Women in Law: Being Strategic about Career Success

By Melissa J. Anderson (New York City)

Earlier this week, Working Mother Media hosted a panel on key factors for women’s advancement in law. The panel, hosted by Deborah Epstein Henry, Founder and President of Flex-Time Lawyers, and author of Law and Reorder: Legal Industry Solutions for Restructure, Retention, Promotion & Work/Life Balance, discussed opportunities for women to take charge of their career path.

The speakers included Susan L. Lees, Executive Vice President and General Counsel of Allstate Insurance Co., Andra Shapiro, Executive Vice President Business Affairs & General Counsel, Nickelodeon / Viacom Media Network, Lewis Steverson, Senior Vice President, General Counsel and Secretary to the Board, Motorola Solutions, Inc., and Julie Sweet, General Counsel, Secretary and Chief Compliance Officer, Accenture.

Henry remarked that the panel was designed to tackle the strategic side of career advancement that many women find challenging. “All we think is that we have to be good, that we’ve done the work – we’re worker bees – and that we don’t need the recognition.”

The reality couldn’t be farther from the truth though, she continued. In a competitive job market, being a good worker is a prerequisite for success. But effectively leveraging that success for advancement is what propels you to the top.

Key Factors for Advancement

Seek Sponsorship. One of the first topics the panelists discussed was the importance of gaining sponsorship. Sweet, who spent the first 17 years of her career at a high profile law firm, explained that as a junior attorney, she worked hard to get the attention of senior partners. She explained that often it just started with a knock on their door, to ask how they became successful – after all, she said with a laugh, people love to talk about themselves.

For example, Sweet continued, “One person was a well-known speaker – he felt it was an important way to raise your profile. I said I’d be happy to help him research and prepare for talks.” She also offered to substitute for him if he couldn’t make it to an engagement.

“That’s seeking a sponsor – it’s not saying ‘give me clients.’ …It’s about offering value and asking for something in return as well,” she explained.

Communicate Your Strategy. Lees discussed how she has noticed that sometimes women aren’t perceived as strategic leaders. Instead they are viewed as more tactical. This is a matter of communication, she explained. “I don’t think it’s that women aren’t strategic. I think women jump to the task and don’t articulate their vision because they know what it is [and don’t think they have to share it].”

That opens the door for other people to share their vision instead, she explained. “I always encourage people to make sure you are able to paint a picture to help their team understand where they are headed before getting into the details.”

Truly Connect. “I hate networking,” Shapiro said. “I despise the word. I hate the events. I’m really bad at it so I avoid it.”

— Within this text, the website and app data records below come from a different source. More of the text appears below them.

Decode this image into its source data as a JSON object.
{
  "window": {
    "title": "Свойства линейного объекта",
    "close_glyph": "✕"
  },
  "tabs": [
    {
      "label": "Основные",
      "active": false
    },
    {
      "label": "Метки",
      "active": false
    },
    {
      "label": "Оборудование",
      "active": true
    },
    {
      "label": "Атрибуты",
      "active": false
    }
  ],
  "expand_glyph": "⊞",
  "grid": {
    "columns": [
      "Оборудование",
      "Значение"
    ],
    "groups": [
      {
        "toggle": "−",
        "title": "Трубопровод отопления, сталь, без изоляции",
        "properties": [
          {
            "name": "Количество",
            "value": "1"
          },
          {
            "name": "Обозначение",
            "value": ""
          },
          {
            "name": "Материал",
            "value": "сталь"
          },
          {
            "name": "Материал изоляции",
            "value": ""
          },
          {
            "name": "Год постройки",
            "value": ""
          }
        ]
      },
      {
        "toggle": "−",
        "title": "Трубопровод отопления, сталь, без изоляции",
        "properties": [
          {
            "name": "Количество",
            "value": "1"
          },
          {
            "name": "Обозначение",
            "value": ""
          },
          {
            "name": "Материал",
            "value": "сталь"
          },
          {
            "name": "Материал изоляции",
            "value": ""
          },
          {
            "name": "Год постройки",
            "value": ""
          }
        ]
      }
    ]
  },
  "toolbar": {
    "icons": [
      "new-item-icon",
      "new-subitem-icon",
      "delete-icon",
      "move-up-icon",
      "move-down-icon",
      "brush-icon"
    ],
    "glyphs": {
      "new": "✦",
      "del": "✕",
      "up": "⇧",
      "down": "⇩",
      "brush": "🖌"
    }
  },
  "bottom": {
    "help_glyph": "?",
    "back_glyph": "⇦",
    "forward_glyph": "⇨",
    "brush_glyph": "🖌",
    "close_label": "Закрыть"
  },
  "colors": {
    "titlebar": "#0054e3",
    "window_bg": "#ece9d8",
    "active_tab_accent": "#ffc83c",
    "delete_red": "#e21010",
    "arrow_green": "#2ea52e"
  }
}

“I really like connections, though,” she continued. Connecting with the right people is critical for advancement, especially in the legal profession, which is fueled by relationships.

“I prefer making connections in smaller groups rather than at events,” she explained. That could mean meeting for breakfast or lunch, or a quick coffee. “Four o’clock coffees are very popular in my office,” Shapiro remarked. It could also mean asking a colleague or contact to introduce you to someone over lunch.

Focus on Your Strengths. Finally, Steverson talked about playing to your strengths. He explained that growing up with six sisters and now as a father to two teenaged girls, he’s has noticed a clear difference in the way women and men think about themselves. “Women are remarkably self-aware. Men are not. They just aren’t,” he said. That leads some men to become arrogant, he added.

“Women know exactly what their strengths and weaknesses are, and they can see opportunities without being arrogant about them. If you utilize that self awareness and bring that as part of your tool kit, it will help you be successful,” he said.

Why Firms Should Support Women

Carol Evans, the president of Working Mother Media, opened the event with a discussion around why top firms have an increased focus on helping their female attorneys advance.

According to Evans, many firms are beginning to feel pressure from their clients. “Our Best Companies look at a vast array of suppliers, vendors, and partners. They want to know if they’re doing strong work to support women.”

She continued, “They have talked to us about what they expect to see when they walk into a room – who’s sitting across from them at the table.”

The message was clear – law firms need to think about the business case around advancing and retaining women leaders, not just because they are highly educated and proficient, but companies are looking for diverse legal teams to advise them. The percentage of women at a firm is becoming a selling point for top companies – and that should be compelling to people in the business of law.